▶ _Work instruction_
Without the pictures, set down exactly the lines from the one that contains "What's the underlying" to the end of the entries, both included, and nothing besides.

▶ _Listed records_
=======
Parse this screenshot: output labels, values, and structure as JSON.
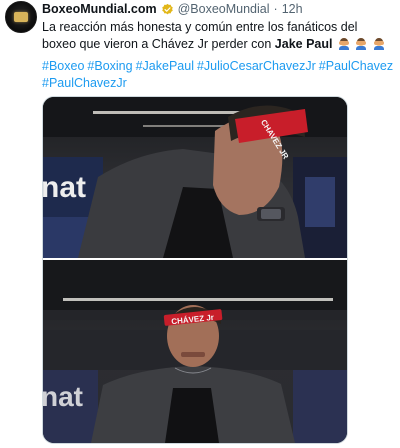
{
  "account": {
    "display_name": "BoxeoMundial.com",
    "handle": "@BoxeoMundial",
    "separator": "·",
    "time": "12h"
  },
  "tweet": {
    "text_main": "La reacción más honesta y común entre los fanáticos del boxeo que vieron a Chávez Jr perder con",
    "text_bold": "Jake Paul",
    "emoji_names": [
      "man-facepalming-emoji",
      "man-facepalming-emoji",
      "man-facepalming-emoji"
    ],
    "hashtags": [
      "#Boxeo",
      "#Boxing",
      "#JakePaul",
      "#JulioCesarChavezJr",
      "#PaulChavez",
      "#PaulChavezJr"
    ]
  },
  "media": {
    "headband_text_top": "CHAVEZ JR",
    "headband_text_bottom": "CHÁVEZ Jr",
    "arena_text": "nat"
  },
  "colors": {
    "link": "#1d9bf0",
    "text": "#0f1419",
    "secondary": "#536471",
    "verified": "#e2b719",
    "headband": "#c81e2a"
  }
}
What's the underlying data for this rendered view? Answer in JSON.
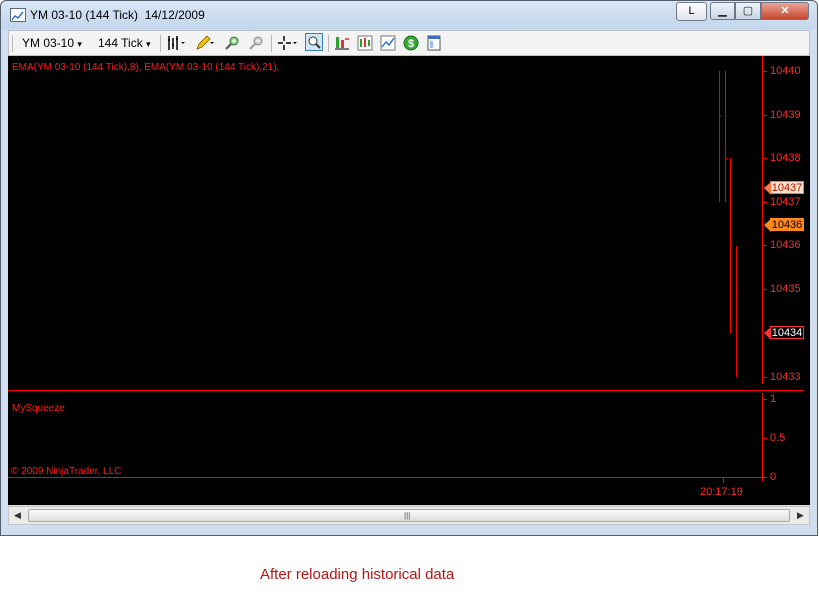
{
  "window": {
    "title": "YM 03-10 (144 Tick)  14/12/2009",
    "l_button": "L",
    "min_glyph": "▁",
    "max_glyph": "▢",
    "close_glyph": "✕"
  },
  "toolbar": {
    "instrument": "YM 03-10",
    "interval": "144 Tick",
    "dropdown_glyph": "▾"
  },
  "chart": {
    "price_panel_label": "EMA(YM 03-10 (144 Tick),8), EMA(YM 03-10 (144 Tick),21),",
    "indicator_panel_label": "MySqueeze",
    "copyright": "© 2009 NinjaTrader, LLC",
    "price_axis_labels": [
      "10440",
      "10439",
      "10438",
      "10437",
      "10436",
      "10435",
      "10433"
    ],
    "price_markers": [
      {
        "value": "10437",
        "style": "light-orange"
      },
      {
        "value": "10436",
        "style": "orange"
      },
      {
        "value": "10434",
        "style": "dark"
      }
    ],
    "indicator_axis_labels": [
      "1",
      "0.5",
      "0"
    ],
    "time_label": "20:17:19",
    "colors": {
      "background": "#000000",
      "foreground": "#ff0000"
    }
  },
  "chart_data": {
    "type": "bar",
    "title": "",
    "price_axis_ticks": [
      10440,
      10439,
      10438,
      10437,
      10436,
      10435,
      10433
    ],
    "bars": [
      {
        "high": 10440,
        "low": 10437,
        "close": 10439
      },
      {
        "high": 10440,
        "low": 10437,
        "close": 10438
      },
      {
        "high": 10438,
        "low": 10434,
        "close": 10437
      },
      {
        "high": 10436,
        "low": 10433,
        "close": 10435
      }
    ],
    "indicator_ticks": [
      1,
      0.5,
      0
    ]
  },
  "scrollbar": {
    "left_arrow": "◀",
    "right_arrow": "▶",
    "grip": "|||"
  },
  "caption": "After reloading historical data"
}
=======
▶ _Answer section_
What's the underlying data for this rendered view? Answer in JSON.
{
  "window": {
    "title": "YM 03-10 (144 Tick)  14/12/2009",
    "l_button": "L",
    "min_glyph": "▁",
    "max_glyph": "▢",
    "close_glyph": "✕"
  },
  "toolbar": {
    "instrument": "YM 03-10",
    "interval": "144 Tick",
    "dropdown_glyph": "▾"
  },
  "chart": {
    "price_panel_label": "EMA(YM 03-10 (144 Tick),8), EMA(YM 03-10 (144 Tick),21),",
    "indicator_panel_label": "MySqueeze",
    "copyright": "© 2009 NinjaTrader, LLC",
    "price_axis_labels": [
      "10440",
      "10439",
      "10438",
      "10437",
      "10436",
      "10435",
      "10433"
    ],
    "price_markers": [
      {
        "value": "10437",
        "style": "light-orange"
      },
      {
        "value": "10436",
        "style": "orange"
      },
      {
        "value": "10434",
        "style": "dark"
      }
    ],
    "indicator_axis_labels": [
      "1",
      "0.5",
      "0"
    ],
    "time_label": "20:17:19",
    "colors": {
      "background": "#000000",
      "foreground": "#ff0000"
    }
  },
  "chart_data": {
    "type": "bar",
    "title": "",
    "price_axis_ticks": [
      10440,
      10439,
      10438,
      10437,
      10436,
      10435,
      10433
    ],
    "bars": [
      {
        "high": 10440,
        "low": 10437,
        "close": 10439
      },
      {
        "high": 10440,
        "low": 10437,
        "close": 10438
      },
      {
        "high": 10438,
        "low": 10434,
        "close": 10437
      },
      {
        "high": 10436,
        "low": 10433,
        "close": 10435
      }
    ],
    "indicator_ticks": [
      1,
      0.5,
      0
    ]
  },
  "scrollbar": {
    "left_arrow": "◀",
    "right_arrow": "▶",
    "grip": "|||"
  },
  "caption": "After reloading historical data"
}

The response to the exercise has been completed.